emg home
Dacic: Boycott reflects attitude to Serbia, not Nikolic Dinar up by another 0.5 %, rate at RSD 114.64 Serbian President's inauguration wil be held today Strategic alliance between EU in Turkey is necessary! Bulgaria, Romania "most vulnerable to Grexit" Romania’s local elections exit polls: Incumbent Sorin Oprescu gets majority in capital, higher attendance than four years ago No fiscal consolidation-greater pressure on dinar Patriarch consecrates Orthodox church in Zagreb Kosmet patients in danger due to license plates ban Kosovo Serbs without details of Brussels agreement Faculty of Security Studies marks 37 years of work EU answers Nikolic: Membership conditions known Serbian President to hold reception after stepping into office Delevic: EU has not given up on enlargement Nikolic, socialists to confer on government Monday Govt extends deadline for Smederevo steel mill Nikolic: I will demand clear answers from Brussels Bulgarian PM makes Skopje cry and ponder Macedonia's President Ivanov will not attend Nikolic's inauguration President Türk gives reason for not attending Nikolić's inauguration Slovenia closing embassies in Sweden, Finland, Portugal and Ireland Turkey: tender for Istanbul mega-airport by end of the year EBRD helps improve public transport system in Arad, Romania Tadic:Jeremic's election is Serbia's great victory Meglena Kuneva officially founds own party Josipovic uses Facebook to invite IT investor group Slovenian, Bosnian presidents also not attending Nikolic's inauguration Mesic: Nikolic should be given time Konjanovski visits first green field investment in Sveti Nikole Zeljko Bogetic: fiscal policy management in Macedonia so far at solid level Redzepi: Serbian plates to be banned as of June 15

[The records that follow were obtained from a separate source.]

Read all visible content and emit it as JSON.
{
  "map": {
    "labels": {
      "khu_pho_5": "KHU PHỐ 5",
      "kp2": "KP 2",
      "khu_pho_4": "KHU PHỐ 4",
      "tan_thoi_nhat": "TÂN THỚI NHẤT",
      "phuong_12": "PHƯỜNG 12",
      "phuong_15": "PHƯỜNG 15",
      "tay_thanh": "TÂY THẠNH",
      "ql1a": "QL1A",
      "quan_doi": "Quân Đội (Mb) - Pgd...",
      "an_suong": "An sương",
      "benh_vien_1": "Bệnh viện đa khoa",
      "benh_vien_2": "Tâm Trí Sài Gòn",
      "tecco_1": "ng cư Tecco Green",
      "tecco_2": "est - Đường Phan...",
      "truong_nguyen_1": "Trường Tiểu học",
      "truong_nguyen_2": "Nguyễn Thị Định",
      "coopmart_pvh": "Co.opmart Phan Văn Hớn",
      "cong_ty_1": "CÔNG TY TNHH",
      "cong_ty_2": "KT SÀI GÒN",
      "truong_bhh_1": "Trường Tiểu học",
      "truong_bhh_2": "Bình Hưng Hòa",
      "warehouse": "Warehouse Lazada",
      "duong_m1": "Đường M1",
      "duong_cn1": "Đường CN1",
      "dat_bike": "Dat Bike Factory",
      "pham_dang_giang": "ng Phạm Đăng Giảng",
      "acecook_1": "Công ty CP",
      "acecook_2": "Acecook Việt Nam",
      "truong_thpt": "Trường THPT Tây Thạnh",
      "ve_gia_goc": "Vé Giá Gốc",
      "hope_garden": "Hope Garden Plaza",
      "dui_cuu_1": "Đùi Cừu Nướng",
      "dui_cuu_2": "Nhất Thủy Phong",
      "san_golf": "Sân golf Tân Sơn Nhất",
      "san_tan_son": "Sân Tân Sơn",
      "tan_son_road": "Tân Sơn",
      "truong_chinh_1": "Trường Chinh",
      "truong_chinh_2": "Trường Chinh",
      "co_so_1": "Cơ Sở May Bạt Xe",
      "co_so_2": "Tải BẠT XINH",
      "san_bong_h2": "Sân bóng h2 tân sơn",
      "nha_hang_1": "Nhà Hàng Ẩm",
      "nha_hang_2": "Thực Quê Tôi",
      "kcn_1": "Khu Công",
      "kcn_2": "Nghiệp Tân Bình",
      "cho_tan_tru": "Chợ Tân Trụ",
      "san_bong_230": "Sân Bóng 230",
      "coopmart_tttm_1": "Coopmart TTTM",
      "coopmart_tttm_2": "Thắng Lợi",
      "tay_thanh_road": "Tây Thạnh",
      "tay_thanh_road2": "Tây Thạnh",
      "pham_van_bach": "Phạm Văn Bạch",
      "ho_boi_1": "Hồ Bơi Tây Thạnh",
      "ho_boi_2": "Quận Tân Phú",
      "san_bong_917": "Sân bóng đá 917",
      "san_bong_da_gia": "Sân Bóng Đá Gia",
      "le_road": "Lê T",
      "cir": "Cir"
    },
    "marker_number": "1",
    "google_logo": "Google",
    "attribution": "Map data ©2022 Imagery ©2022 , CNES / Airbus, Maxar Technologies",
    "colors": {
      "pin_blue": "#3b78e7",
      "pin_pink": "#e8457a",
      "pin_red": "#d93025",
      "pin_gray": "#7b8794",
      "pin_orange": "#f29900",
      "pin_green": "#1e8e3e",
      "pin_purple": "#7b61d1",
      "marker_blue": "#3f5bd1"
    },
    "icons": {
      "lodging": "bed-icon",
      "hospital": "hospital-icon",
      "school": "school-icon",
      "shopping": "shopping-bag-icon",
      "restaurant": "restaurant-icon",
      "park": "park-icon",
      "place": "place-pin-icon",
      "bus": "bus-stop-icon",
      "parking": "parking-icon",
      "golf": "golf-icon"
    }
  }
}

UNICEF: Greece, more than 400,000 children hungry

07. April 2012. | 08:45

Source: ANSAmed

The serious economic crisis that has gripped Greece for the last four years could have serious repercussions for even the youngest swathes of the population.

The serious economic crisis that has gripped Greece for the last four years could have serious repercussions for even the youngest swathes of the population.

The physical and psychological development of youngsters in the country is at risk because of malnutrition caused by poverty, and so, therefore is their very future. The alarm has been raised in a report on the situation of young people in Greece drafted by Unicef's Greek committee and by the University of Athens.

The report, entitled "The condition of youth in Greece, 2012" says that 439,000 children in the country are currently living below the poverty line - underfed and in insalubrious conditions - in families that represent 20.1% of Greek households.

The poverty threshold takes in to consideration the minimum income that a family of four people must earn every month in order to pay for accommodation and basic requirements such as food, transport, clothing and education.

Of this fifth of Greek families, 21.6% have a diet that is lacking in animal protein, 37.1% do not have adequate heating in their homes, 27.8% live in damp or excessively dry conditions and 23.3% in what are defined "poor environmental conditions".

Although official estimates suggest that 21% of Greeks live in poverty, and therefore have a monthly income below 470 euros per month, the real level has already reached (and perhaps exceeded) 25%, meaning that one in four Greeks is poor. In other words, out of 11.2 million Greeks, 2.8 million do not have enough money with which to live.

A study by the Greek network for the fight against poverty (EAPN), however, says that the continuing crisis means that Greece could soon mean that 30% of the population live below the poverty line.

The figure was recently confirmed by a study by Foundation for economic and industrial research (IOBE). The national statistics institute (Elstat) says that in recent months, more than 400,000 families have had no income as none of the members of the family have been working, while over 60,000 families have turned to courts, asking for their debts to be regulated as they are no longer able to cover them, even in installments.

The report also cites a number of cases of children fainting in class because of malnutrition. These cases were given significant media coverage in December when the director of the Athens orphanage, Maria Iliopoulou, complained that around 200 cases of malnourished newborns had been registered in the space of a few weeks because their parents had been unable to feed them appropriately.

Iliopoulou also claimed that teachers from schools close to her institution would queue up every day for a plate of food for their neediest pupils. "In many schools in Athens the situation is even more dramatic," Iliopoulou said at the time, "because some children have fainted from hunger in classrooms".

The Ministry of Public Education, which initially dismissed the claims as "propaganda", was forced to recognise the seriousness of the problem and subsequently decided to hand out to pupils from the poorest families meal vouchers with which to buy breakfast from the school canteen.

The Unicef report ends with an estimate from the Ombudsman for children, who says that there are around 100,000 minors working in Greece to contribute to the meagre and often non-existent family budget.


My Web

Enter text:


11. June - 17. June 2012.